Test 3 Study Guidelines
1 8.5 x 11 sheet with writing on both sides allowed. You may put anything
you want that fits on your sheet.
I will give you copies of the Appendix in Sibley so
you do not need to write down Euclid's postulates or propositions.
Calculator allowed. You may also wish to bring your child's ball to class.
Review our activities for Euclidean, hyperbolic, and spherical
geometry that relate to the sum of the angles in
a triangle, the Pythagorean theorem, parallelism, and similarity,
but do not worry about all of the
calculation or proof details aside from those mentioned specifically below
(in the bolded sections). Also see this image.
For example, for the sum of the angles in a triangle,
we did the following:
Sketchpad activities for all three geometries
Escher worksheet for hyperbolic geometry
Constructing a 90-90-90 triangle in spherical geometry
Beachball activity worksheet
Paper folding Euclidean demonstration
The Euclidean proof that the sum is always 180 degrees, and, what
goes wrong with this proof in spherical and hyperbolic geometry
Be sure that you know the following proofs:
In Euclidean geometry, the sum of the angles in a general triangle

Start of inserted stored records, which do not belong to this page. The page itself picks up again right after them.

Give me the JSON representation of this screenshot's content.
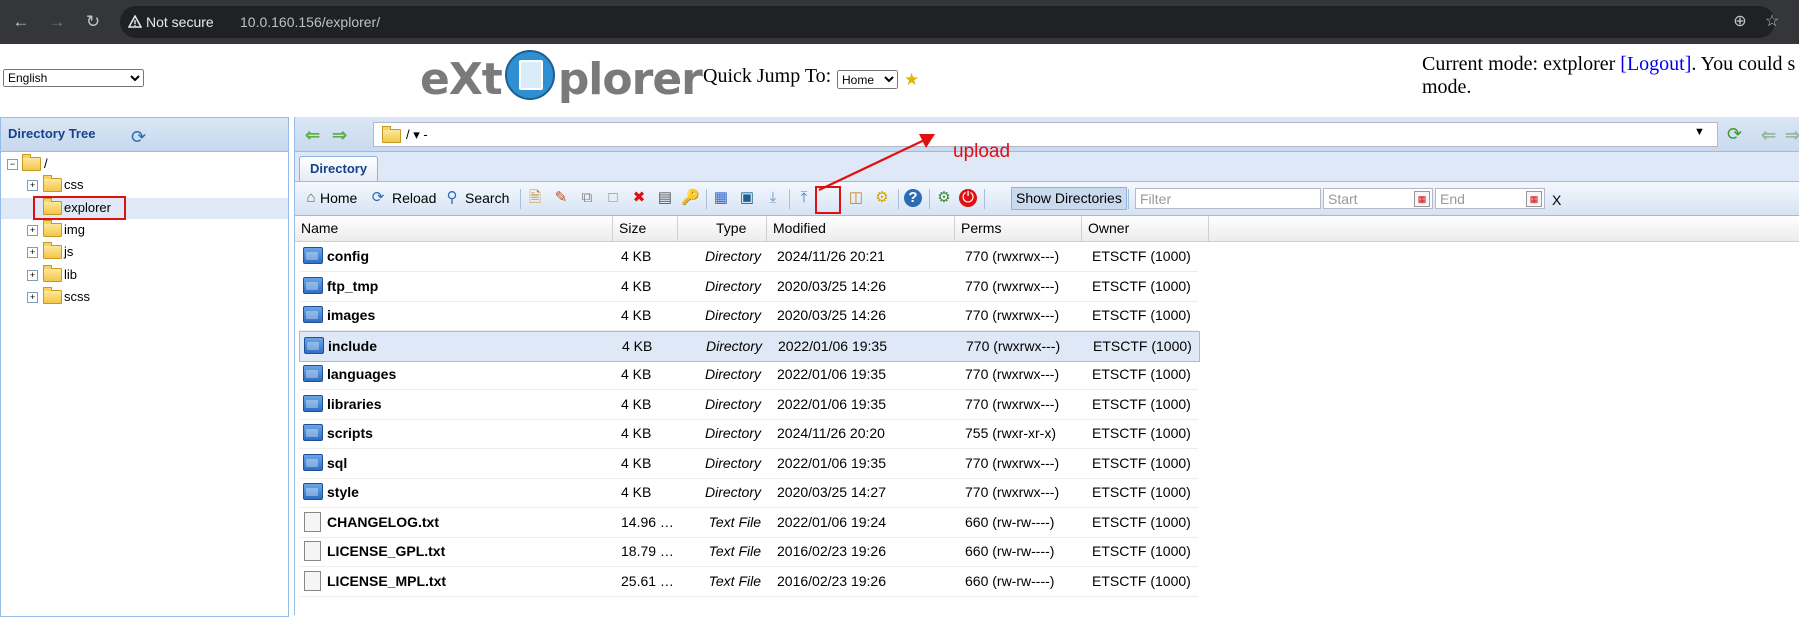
{
  "browser": {
    "security_label": "Not secure",
    "url": "10.0.160.156/explorer/"
  },
  "header": {
    "language": "English",
    "logo_left": "eXt",
    "logo_right": "plorer",
    "quick_jump_label": "Quick Jump To:",
    "quick_jump_value": "Home",
    "mode_prefix": "Current mode: extplorer ",
    "logout_link": "[Logout]",
    "mode_suffix": ". You could s",
    "mode_line2": "mode."
  },
  "tree": {
    "title": "Directory Tree",
    "root": "/",
    "items": [
      "css",
      "explorer",
      "img",
      "js",
      "lib",
      "scss"
    ]
  },
  "path": {
    "value": "/ ▾ -"
  },
  "tab": {
    "label": "Directory"
  },
  "toolbar": {
    "home": "Home",
    "reload": "Reload",
    "search": "Search",
    "show_dirs": "Show Directories",
    "filter_placeholder": "Filter",
    "start_placeholder": "Start",
    "end_placeholder": "End",
    "clear": "X"
  },
  "grid": {
    "columns": [
      "Name",
      "Size",
      "Type",
      "Modified",
      "Perms",
      "Owner"
    ],
    "rows": [
      {
        "name": "config",
        "size": "4 KB",
        "type": "Directory",
        "modified": "2024/11/26 20:21",
        "perms": "770 (rwxrwx---)",
        "owner": "ETSCTF (1000)",
        "kind": "dir"
      },
      {
        "name": "ftp_tmp",
        "size": "4 KB",
        "type": "Directory",
        "modified": "2020/03/25 14:26",
        "perms": "770 (rwxrwx---)",
        "owner": "ETSCTF (1000)",
        "kind": "dir"
      },
      {
        "name": "images",
        "size": "4 KB",
        "type": "Directory",
        "modified": "2020/03/25 14:26",
        "perms": "770 (rwxrwx---)",
        "owner": "ETSCTF (1000)",
        "kind": "dir"
      },
      {
        "name": "include",
        "size": "4 KB",
        "type": "Directory",
        "modified": "2022/01/06 19:35",
        "perms": "770 (rwxrwx---)",
        "owner": "ETSCTF (1000)",
        "kind": "dir"
      },
      {
        "name": "languages",
        "size": "4 KB",
        "type": "Directory",
        "modified": "2022/01/06 19:35",
        "perms": "770 (rwxrwx---)",
        "owner": "ETSCTF (1000)",
        "kind": "dir"
      },
      {
        "name": "libraries",
        "size": "4 KB",
        "type": "Directory",
        "modified": "2022/01/06 19:35",
        "perms": "770 (rwxrwx---)",
        "owner": "ETSCTF (1000)",
        "kind": "dir"
      },
      {
        "name": "scripts",
        "size": "4 KB",
        "type": "Directory",
        "modified": "2024/11/26 20:20",
        "perms": "755 (rwxr-xr-x)",
        "owner": "ETSCTF (1000)",
        "kind": "dir"
      },
      {
        "name": "sql",
        "size": "4 KB",
        "type": "Directory",
        "modified": "2022/01/06 19:35",
        "perms": "770 (rwxrwx---)",
        "owner": "ETSCTF (1000)",
        "kind": "dir"
      },
      {
        "name": "style",
        "size": "4 KB",
        "type": "Directory",
        "modified": "2020/03/25 14:27",
        "perms": "770 (rwxrwx---)",
        "owner": "ETSCTF (1000)",
        "kind": "dir"
      },
      {
        "name": "CHANGELOG.txt",
        "size": "14.96 …",
        "type": "Text File",
        "modified": "2022/01/06 19:24",
        "perms": "660 (rw-rw----)",
        "owner": "ETSCTF (1000)",
        "kind": "file"
      },
      {
        "name": "LICENSE_GPL.txt",
        "size": "18.79 …",
        "type": "Text File",
        "modified": "2016/02/23 19:26",
        "perms": "660 (rw-rw----)",
        "owner": "ETSCTF (1000)",
        "kind": "file"
      },
      {
        "name": "LICENSE_MPL.txt",
        "size": "25.61 …",
        "type": "Text File",
        "modified": "2016/02/23 19:26",
        "perms": "660 (rw-rw----)",
        "owner": "ETSCTF (1000)",
        "kind": "file"
      }
    ]
  },
  "annotation": {
    "label": "upload",
    "color": "#e01010"
  }
}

always equals 180 degrees.
In spherical geometry, the sum of the angles in a general triangle is
always greater than 180 degrees.
Bhaskara's proof of the Pythagorean Theorem in Euclidean geometry
(the one with the large square that has 4 right triangles around a smaller
Be sure that you know the related examples that could be used to
generate a proof of the following:
In taxicab geometry, the Pythagorean Theorem sometimes but not always
In hyperbolic geometry, Euclid's 5th postulate sometimes, but not always
In spherical geometry, if we use "straight" as the definition of a "line"
then SAS is false.
In taxicab geometry, SAS is false.
Be sure that you know how to do the following:
Given a work by Escher, use the clues in the picture to specify what
geometry it is (review our worksheet on Circle Limit 4 -- Heaven and Hell by M.C.Escher 1960)
Use the string argument on the sphere that was related to the Pythagorean